Tuesday, August 30, 2016

Cannibalism - A Lot More Common Than We Are Comfortable In Admitting

Cannibalism is a time-honored tradition practiced by all animals. In times of famine, mothers eat their young. In times of plenty, mothers eat their young. Look at the archaeological record of our and related hominid species, and you will find lots of cut marks in bones, lots of carbonization from cooking fires.

We have been inculcated in the value system that cannibalism is morally repugnant, and yet, that really hasn't stopped the practice altogether.

In the West, with the arrival of the Enlightenment and the Protestant Reformation, we have divided the world into Christian and Cannibal: Civilization and Savagery. (Please ignore the fact that the fundamental sacred ritual of Christianity involves the consumption of  flesh and blood). The idea, you see, is that the liberal notions of individual dignity somehow preclude from sane or rational behavior the idea of eating each other.

Of course, we still practice cannibalism, but we do it in the marketplace. People, as useful commodities, are consumed. Labor and ingenuity are extracted from them as soon as is useful. People have value right up until they cease being productive.

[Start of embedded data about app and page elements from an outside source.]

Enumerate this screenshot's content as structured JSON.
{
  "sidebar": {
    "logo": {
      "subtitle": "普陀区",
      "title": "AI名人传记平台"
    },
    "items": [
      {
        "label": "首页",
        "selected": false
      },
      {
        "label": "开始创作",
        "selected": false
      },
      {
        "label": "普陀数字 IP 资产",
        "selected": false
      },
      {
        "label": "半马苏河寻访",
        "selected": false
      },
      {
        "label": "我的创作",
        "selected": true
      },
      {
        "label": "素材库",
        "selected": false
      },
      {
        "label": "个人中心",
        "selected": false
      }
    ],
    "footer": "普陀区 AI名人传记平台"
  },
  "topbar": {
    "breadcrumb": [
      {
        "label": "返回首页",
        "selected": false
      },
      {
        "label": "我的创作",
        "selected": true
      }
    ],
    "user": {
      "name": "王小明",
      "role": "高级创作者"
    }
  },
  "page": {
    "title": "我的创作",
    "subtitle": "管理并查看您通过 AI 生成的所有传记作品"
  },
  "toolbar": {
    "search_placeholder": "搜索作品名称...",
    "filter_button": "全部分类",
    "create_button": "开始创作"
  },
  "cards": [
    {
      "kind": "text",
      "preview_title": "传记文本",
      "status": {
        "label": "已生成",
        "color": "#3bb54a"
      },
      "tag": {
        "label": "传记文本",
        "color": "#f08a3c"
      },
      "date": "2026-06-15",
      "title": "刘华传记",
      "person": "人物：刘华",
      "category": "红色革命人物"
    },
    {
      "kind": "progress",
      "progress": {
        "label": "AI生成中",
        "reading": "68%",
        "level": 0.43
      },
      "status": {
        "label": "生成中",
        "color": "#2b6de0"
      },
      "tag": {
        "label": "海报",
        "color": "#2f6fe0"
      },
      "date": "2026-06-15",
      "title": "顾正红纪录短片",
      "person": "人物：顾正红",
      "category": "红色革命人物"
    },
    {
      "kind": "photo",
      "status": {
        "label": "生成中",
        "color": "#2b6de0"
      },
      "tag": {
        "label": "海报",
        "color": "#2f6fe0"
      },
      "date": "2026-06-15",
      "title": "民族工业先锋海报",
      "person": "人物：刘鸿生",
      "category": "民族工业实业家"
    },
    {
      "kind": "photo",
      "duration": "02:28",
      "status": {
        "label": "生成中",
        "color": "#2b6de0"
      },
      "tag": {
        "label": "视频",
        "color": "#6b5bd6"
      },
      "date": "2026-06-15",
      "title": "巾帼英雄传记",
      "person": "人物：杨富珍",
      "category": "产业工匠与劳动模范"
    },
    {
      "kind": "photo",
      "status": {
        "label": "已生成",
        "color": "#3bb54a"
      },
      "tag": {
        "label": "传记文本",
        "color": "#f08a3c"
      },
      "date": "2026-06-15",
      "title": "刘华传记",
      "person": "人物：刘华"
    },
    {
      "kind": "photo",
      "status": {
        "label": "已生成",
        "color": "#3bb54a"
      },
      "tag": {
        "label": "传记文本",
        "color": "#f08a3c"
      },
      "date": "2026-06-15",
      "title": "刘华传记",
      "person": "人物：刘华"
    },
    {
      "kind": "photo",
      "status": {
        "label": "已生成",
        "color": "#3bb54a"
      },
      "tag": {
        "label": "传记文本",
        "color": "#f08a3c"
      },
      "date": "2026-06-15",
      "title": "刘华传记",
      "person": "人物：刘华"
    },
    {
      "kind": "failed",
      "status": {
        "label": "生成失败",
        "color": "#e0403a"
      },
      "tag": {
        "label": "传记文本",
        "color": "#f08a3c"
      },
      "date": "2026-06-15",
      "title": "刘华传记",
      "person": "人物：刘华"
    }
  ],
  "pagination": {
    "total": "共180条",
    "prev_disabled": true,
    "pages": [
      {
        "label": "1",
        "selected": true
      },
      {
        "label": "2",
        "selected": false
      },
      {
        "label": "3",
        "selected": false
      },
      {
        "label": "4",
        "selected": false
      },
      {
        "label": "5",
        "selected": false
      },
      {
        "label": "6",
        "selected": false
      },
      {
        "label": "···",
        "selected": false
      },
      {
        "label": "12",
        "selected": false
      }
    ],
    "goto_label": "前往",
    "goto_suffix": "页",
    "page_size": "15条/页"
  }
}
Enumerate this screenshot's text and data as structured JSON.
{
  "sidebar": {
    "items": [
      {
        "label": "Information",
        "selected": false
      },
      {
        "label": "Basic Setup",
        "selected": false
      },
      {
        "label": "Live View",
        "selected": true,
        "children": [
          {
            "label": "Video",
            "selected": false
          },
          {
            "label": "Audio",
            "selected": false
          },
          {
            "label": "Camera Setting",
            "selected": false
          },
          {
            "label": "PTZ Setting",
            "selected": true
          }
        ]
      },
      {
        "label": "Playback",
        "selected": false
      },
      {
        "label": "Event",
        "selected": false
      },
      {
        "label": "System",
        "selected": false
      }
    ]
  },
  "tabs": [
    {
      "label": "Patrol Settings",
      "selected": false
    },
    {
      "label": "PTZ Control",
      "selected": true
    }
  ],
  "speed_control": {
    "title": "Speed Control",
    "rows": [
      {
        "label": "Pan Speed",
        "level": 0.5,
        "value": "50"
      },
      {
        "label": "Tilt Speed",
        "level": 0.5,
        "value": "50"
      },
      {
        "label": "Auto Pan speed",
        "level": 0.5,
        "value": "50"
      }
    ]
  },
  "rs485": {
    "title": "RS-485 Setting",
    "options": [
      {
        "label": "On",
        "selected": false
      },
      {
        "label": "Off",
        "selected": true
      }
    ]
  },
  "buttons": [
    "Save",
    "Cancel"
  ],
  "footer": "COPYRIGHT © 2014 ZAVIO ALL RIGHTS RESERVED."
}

Children, of course, as future labor resources, are treated as valued objects. (Although, with the coming biotech revolution, newborns and fetuses will no doubt be put to work as well).

None of this, of course, is new, but I think the marketing strategy for modern denial of modern cannibalism is fairly modern (and by modern, I mean in the past 500 years? since the advent of globalization).


  1. Hmmm??? And I have been careful not to feed the chickens chicken...

    1. In industrial farming, pigs eat chicken shit, chickens eat pig shit.